I didn’t anwer her because this old hysterical way of solving any kind of problem; just another of her signature methods of dealing with me, even when she knew that she was totally wrong. She then started to act as if she had super powers and it seemed to me that she was not my mother at all but someone else making her act out. I knew her intention was to blame me for her past “unpardonable sin,” the sin that had landed me in court with my father and his lawyer. This was her opportunity to get back at me and she sent me the message loud and clear but it only proved to me that I had more sanity and morals than she did.
Here I was once again, caught as a young man now- and not as a child- fielding her verbal onslaught that surely made all the mothers in the building with girls my age tell their daughters, “You had better stay away from that boy for his mother is crazy!” The whole scene simply brought back my early childhood’s worst memory of her abandoning us as small children. It was evident to me that she had never once inquired of her soul how we as her children had felt at being abandoned and being placed in the hands of her avowed enemies. She had falling so deeply into the deep trap of her mind that she had convinced herself of her own rights and that she didn’t d care if she commited adultery again. But, this scene came as an omen of things to come in my life, especially when I would need her support the most.
My old impulse to flee and look for some safe place to be again started coming back but surprisingly something within me said, “Stay and seek refuge where I lead you.” It was such a clear message and, by now, so familiar, that I could dare say it was one of my guardian angels comforting me. In my grief my eyes were opened and I saw my mother as she really was, a pathetic woman trapped in her own emotions without a clue as to how to control them. I didn’t pay her any attention even then. I treated the whole incident as onc more opportunity to see the same devil in her, the same demon that should have frightened me into feeling trapped- unable to defend myself. However, I didn’t feel that either. After all, I thought, we were all trapped in some kind of vice which was always closing in around us.

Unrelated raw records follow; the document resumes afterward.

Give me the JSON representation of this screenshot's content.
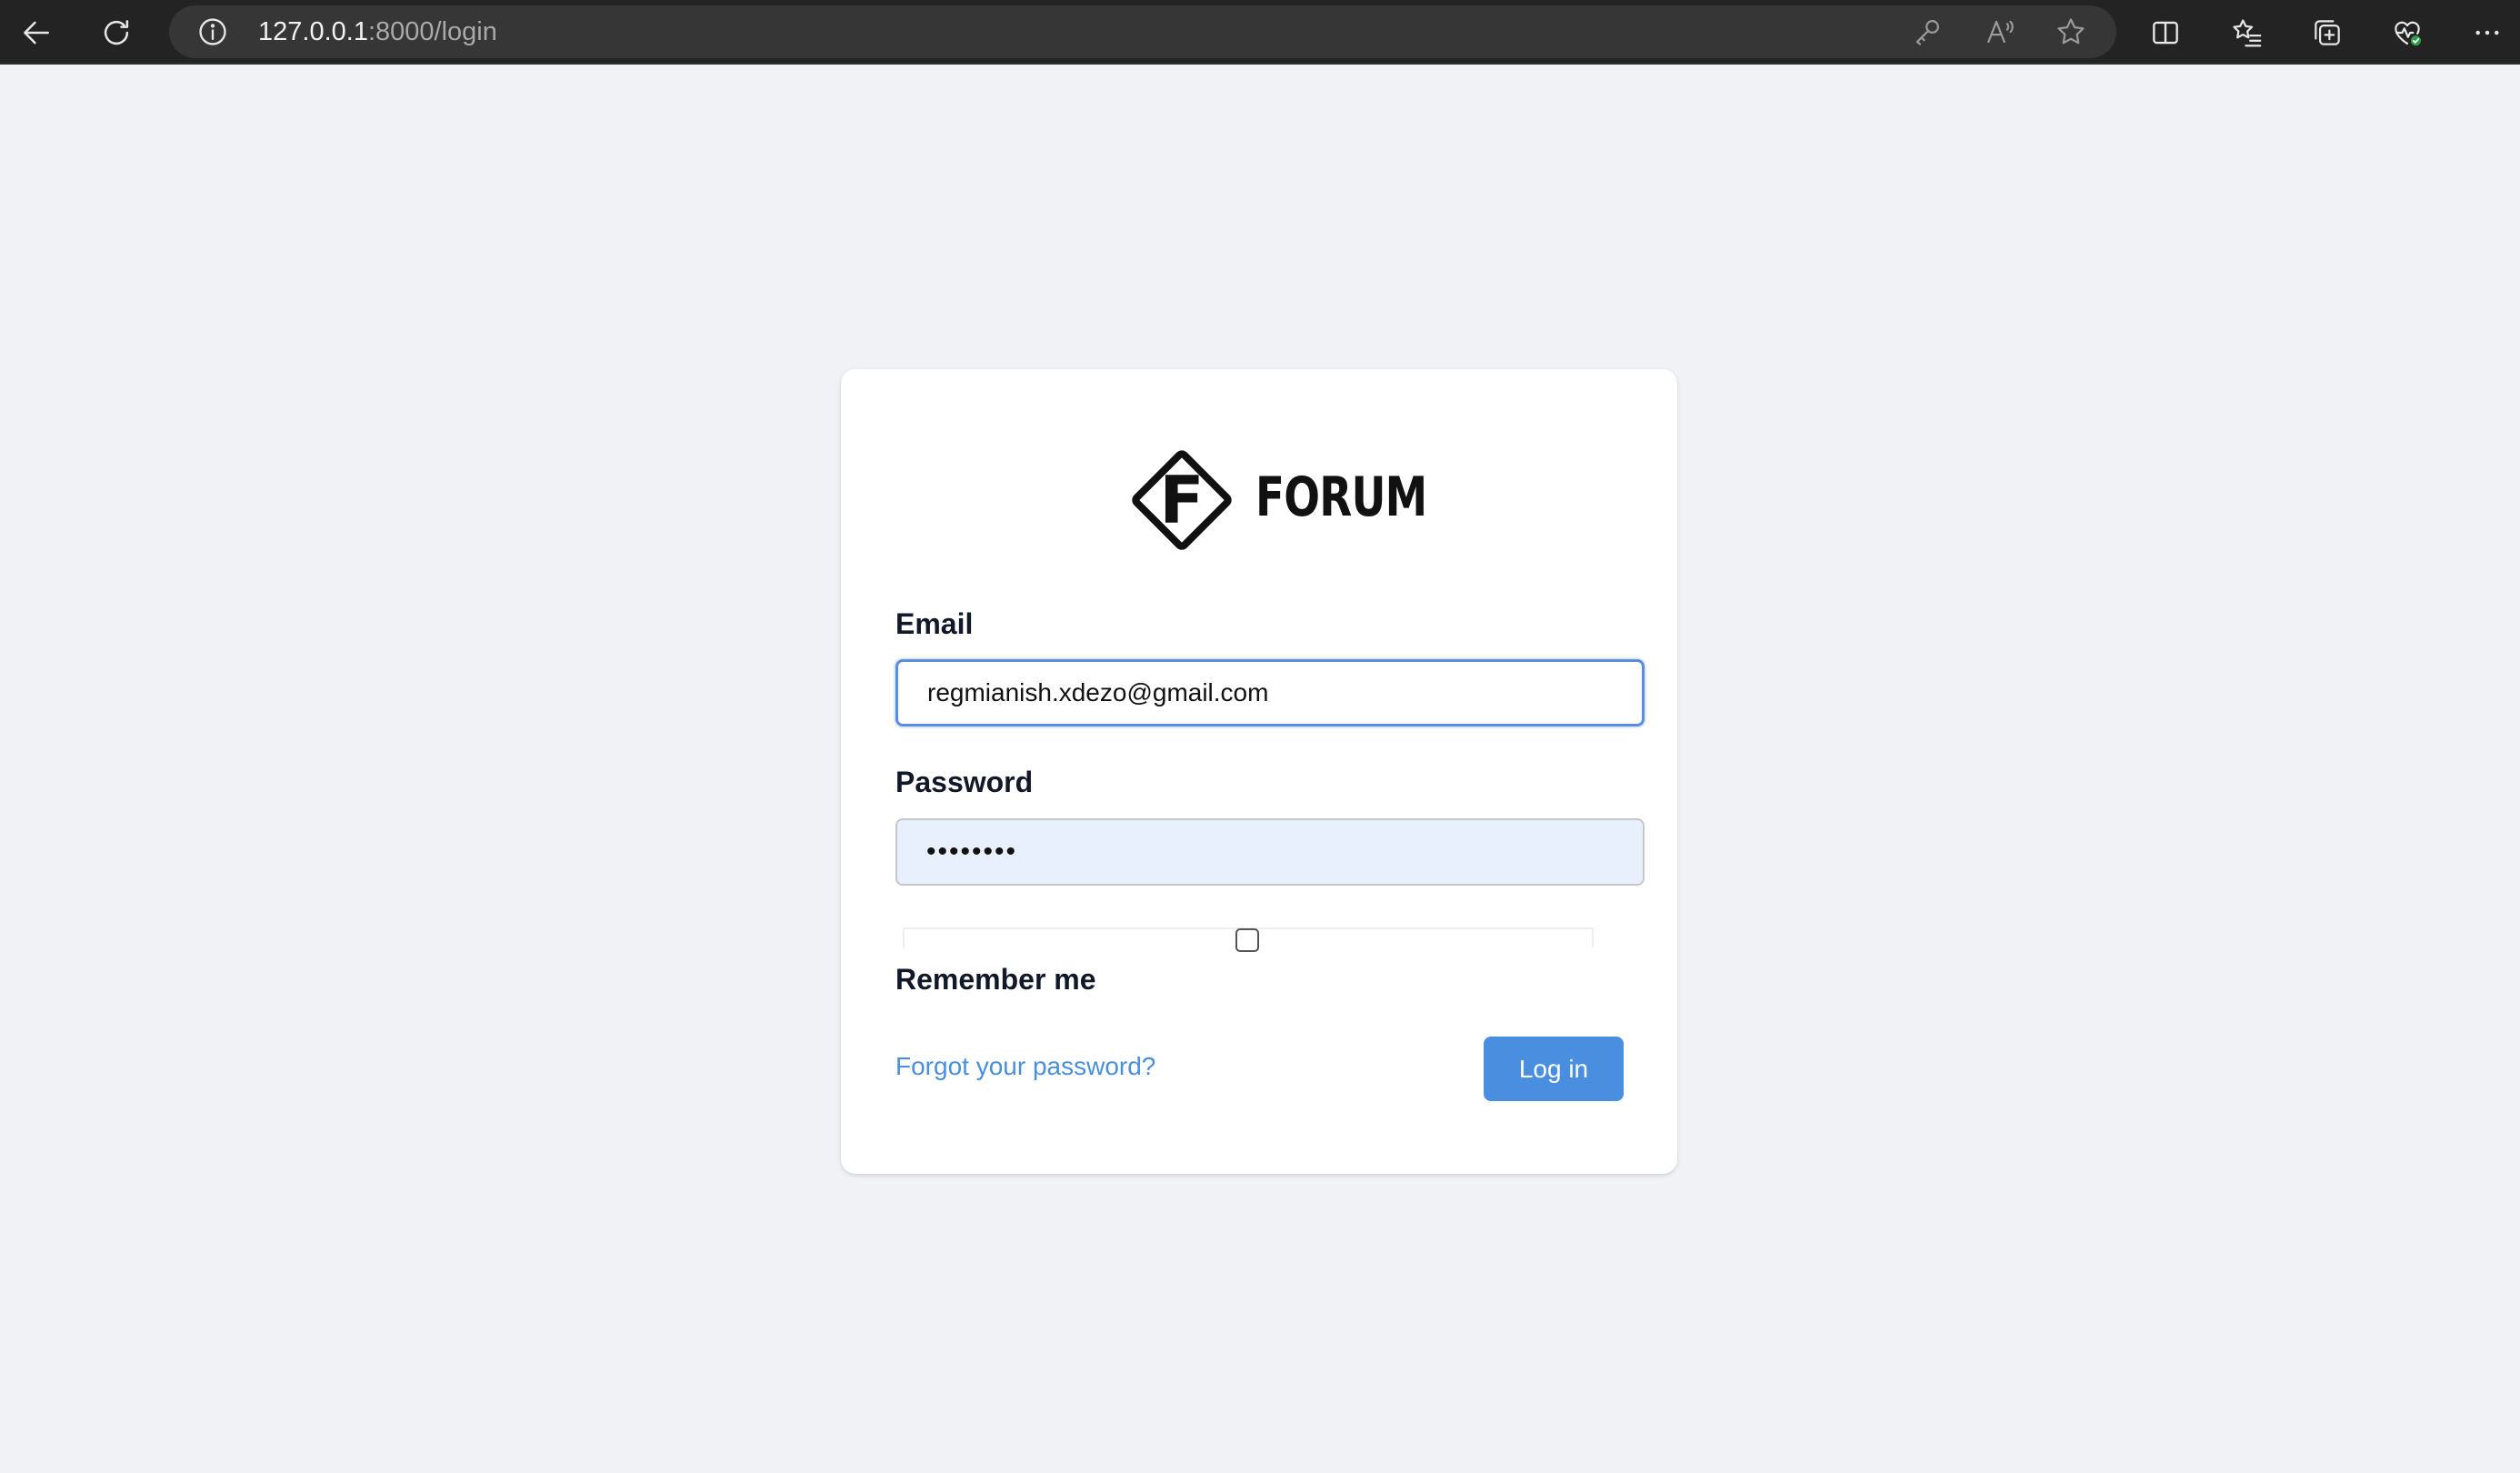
{
  "browser": {
    "url_host": "127.0.0.1",
    "url_rest": ":8000/login",
    "icons": [
      "back-icon",
      "refresh-icon",
      "info-icon",
      "password-key-icon",
      "read-aloud-icon",
      "favorite-star-icon",
      "split-screen-icon",
      "favorites-list-icon",
      "collections-icon",
      "browser-essentials-icon",
      "more-icon"
    ]
  },
  "logo": {
    "mark_letter": "F",
    "wordmark": "FORUM"
  },
  "form": {
    "email_label": "Email",
    "email_value": "regmianish.xdezo@gmail.com",
    "password_label": "Password",
    "password_value": "••••••••",
    "remember_label": "Remember me",
    "remember_checked": false,
    "forgot_link": "Forgot your password?",
    "login_button": "Log in"
  },
  "colors": {
    "accent": "#4a8fdf",
    "page_bg": "#f1f2f5",
    "autofill_bg": "#e8f0fe",
    "toolbar_bg": "#232323"
  }
}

At the time, mental illness was apparent to me on both sides of my family as they all seemed to use the same methods of solving their immediate problems. Something that I had seen up close that spelled a sence of block out and a void of all sanity including moral fortitude. All I could see was in this behavior was a phantom which hindered them from acknowleging the truth in any aspect of their lives.
By then she must have felt my silent scrutiny and she struck back at any attempt to get her locked up in some mental facility for treatment.

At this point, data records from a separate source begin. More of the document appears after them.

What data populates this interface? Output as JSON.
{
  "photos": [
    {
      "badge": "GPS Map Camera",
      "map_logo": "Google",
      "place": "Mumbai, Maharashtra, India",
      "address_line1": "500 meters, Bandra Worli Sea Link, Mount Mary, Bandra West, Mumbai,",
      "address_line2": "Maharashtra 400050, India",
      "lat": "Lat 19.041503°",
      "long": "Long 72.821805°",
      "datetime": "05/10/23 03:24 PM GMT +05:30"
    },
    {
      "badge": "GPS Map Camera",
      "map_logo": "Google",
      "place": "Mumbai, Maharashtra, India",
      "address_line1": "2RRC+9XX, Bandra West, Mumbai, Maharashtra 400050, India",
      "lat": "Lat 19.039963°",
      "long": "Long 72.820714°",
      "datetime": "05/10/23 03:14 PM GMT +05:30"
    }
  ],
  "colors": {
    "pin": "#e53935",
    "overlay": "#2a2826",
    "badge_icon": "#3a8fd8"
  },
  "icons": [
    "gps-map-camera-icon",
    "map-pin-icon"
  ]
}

At the time I knew nothing about psychology or psychiatry or that these sciences were even used to study mental health problems. I had seen my mother tied down in her bed on a visit we had made with my father to see her in the Gorgas Hospital’s Silver mental ward. We were young children and she had been hospitalized right after the birth of my younger brother. But, seeing her now at this time in my life, using loud profanity and violent gesticulations at people who offended her in any way, I figured that it was her way of defending herself- something that I had observed many women of color using.

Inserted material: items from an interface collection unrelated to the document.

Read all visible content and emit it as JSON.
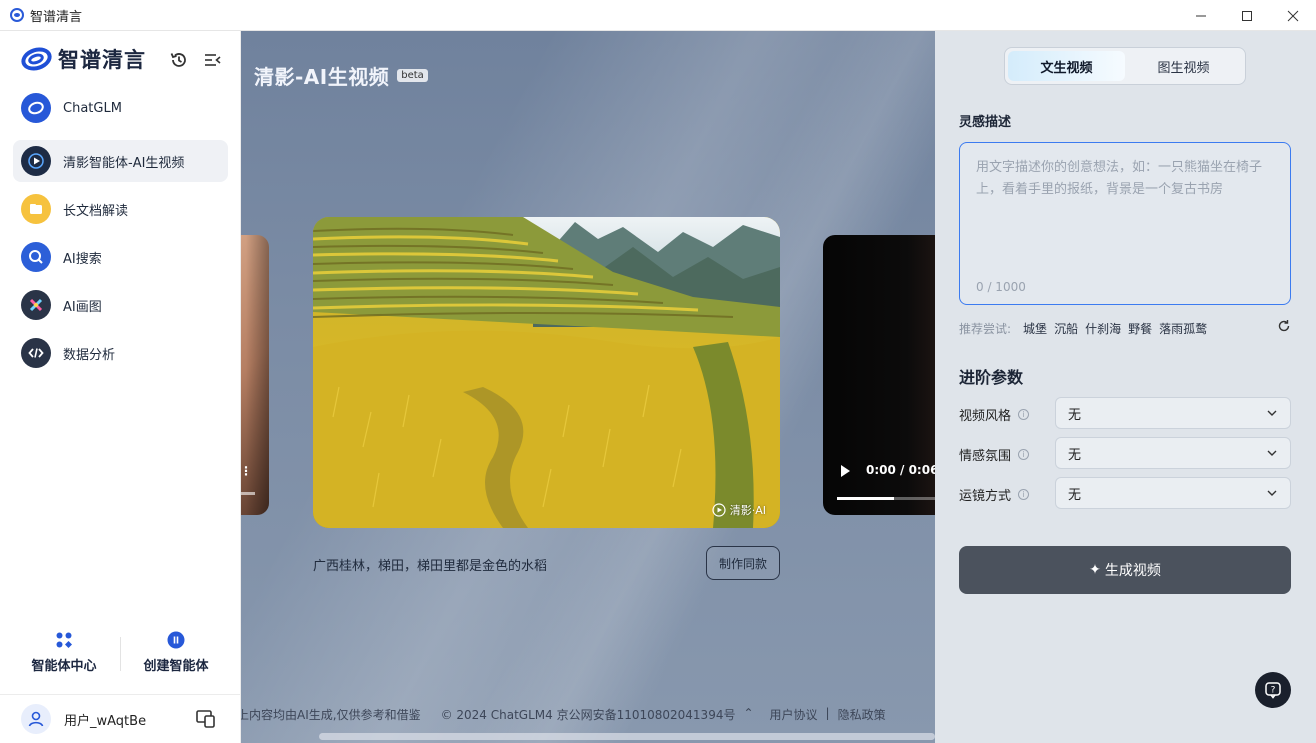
{
  "window": {
    "title": "智谱清言"
  },
  "sidebar": {
    "brand": "智谱清言",
    "items": [
      {
        "label": "ChatGLM",
        "icon": "chatglm-icon",
        "active": false
      },
      {
        "label": "清影智能体-AI生视频",
        "icon": "play-icon",
        "active": true
      },
      {
        "label": "长文档解读",
        "icon": "folder-icon",
        "active": false
      },
      {
        "label": "AI搜索",
        "icon": "search-icon",
        "active": false
      },
      {
        "label": "AI画图",
        "icon": "paint-icon",
        "active": false
      },
      {
        "label": "数据分析",
        "icon": "code-icon",
        "active": false
      }
    ],
    "agent_center": "智能体中心",
    "create_agent": "创建智能体",
    "username": "用户_wAqtBe"
  },
  "main": {
    "title": "清影-AI生视频",
    "badge": "beta",
    "video_caption": "广西桂林，梯田，梯田里都是金色的水稻",
    "make_same": "制作同款",
    "watermark": "清影·AI",
    "right_card_time": "0:00 / 0:06",
    "right_card_progress": 0.45,
    "footer": {
      "disclaimer": "上内容均由AI生成,仅供参考和借鉴",
      "copyright": "© 2024 ChatGLM4 京公网安备11010802041394号",
      "user_agreement": "用户协议",
      "separator": "|",
      "privacy": "隐私政策"
    }
  },
  "panel": {
    "tabs": [
      "文生视频",
      "图生视频"
    ],
    "active_tab": 0,
    "inspiration_label": "灵感描述",
    "textarea_placeholder": "用文字描述你的创意想法，如：一只熊猫坐在椅子上，看着手里的报纸，背景是一个复古书房",
    "char_count": "0 / 1000",
    "suggest_label": "推荐尝试:",
    "suggestions": [
      "城堡",
      "沉船",
      "什刹海",
      "野餐",
      "落雨孤鹜"
    ],
    "advanced_title": "进阶参数",
    "params": [
      {
        "label": "视频风格",
        "value": "无"
      },
      {
        "label": "情感氛围",
        "value": "无"
      },
      {
        "label": "运镜方式",
        "value": "无"
      }
    ],
    "generate_button": "生成视频",
    "accent_color": "#3c7bf0"
  }
}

But, her behavior was something more than just the lack of moral principles. It did affect my growth in many ways and molded me into constantly seeking somewhere to find shelter and security.
This story continues.